Thursday nights on the Peacock Network are a completely different experience today. Unlike their '90s counterparts, Community, Parks and Recreation, 30 Rock and The Office aren't huge rating successes. (And 30 Rock is currently on hiatus until midseason due to Tina Fey's maternity leave, replaced by a little show called Whitney. Maybe you've heard of it?)
I watched 2 Broke Girls last night with what I felt were managed expectations. The show was co-created by a woman, but that woman is Whitney Cummings (who, with the addition of her show Whitney, may be responsible for this season's network sitcoms being schlockier than ever). The show is about a female friendship, but the premise is really trite and predictable. The show stars Kat Dennings (whom I like), but it is also really bad.
I agree. These uniforms ARE a visual representation of the tired stereotypes that permeate our show!
Many characters on television are explicitly mentally ill, and they come in a wide range of presentations. Television as a medium provides a unique opportunity for long, complex character arcs, which can be good when a show wants to take mental health seriously and really explore characters and their development. It can also be very, very bad, when a show doesn't do the research, and instead presents extended, truly awful depictions of mental illness.
I just finished watching the new NBC comedy Up All Night, and though repeat viewings might reveal plot holes and problematic jokes (it is a network sitcom, after all), I absolutely loved it. Will Arnett and Christina Applegate are terrific as Reagan and Chris, a completely charming married couple who support one another but aren't too sappy or perfect, and Maya Rudolph is hysterical as Reagan's boss Ava, the Oprah-esque talk show host with a flair for the dramatic. I may be speaking a bit too soon since I've only seen one episode, but color me psyched about this show. (Yep, I said color me psyched. That's how psyched I am.)
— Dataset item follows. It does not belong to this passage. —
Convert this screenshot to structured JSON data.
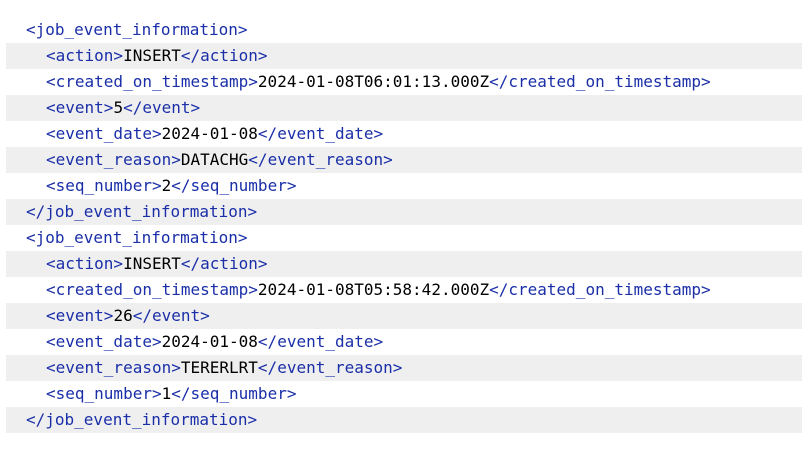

Television stations in the US are required by FCC regulations to have a minimum of three hours a week of "educational programming" aimed at children. This actually began in the 90s, and initially television stations met the requirements by having little life lessons tacked on to their various cartoons. Some of you may recall very peppy "Sailor Moon Says!" segments, or "Knowing is half the battle!" from G.I. Joe. Other "edutainment" shows baked the lesson right into the text, such as Captain Planet and the Planeteers (pollution is bad, environment is good, go Captain Planet!) and Where on Earth is Carmen Sandiego? (geography and fighting crime!). More recently, FCC regulations have tightened up a bit, and shows need to do a bit more than say "Drugs are bad, m'kay?" to quality for an E/I rating, but we still have a good decade of important "educational" cartoon shows to look at and consider the life lessons we're to learn!
So, what can watching cartoons teach us about people who are crazy? Oh, lots of fun things!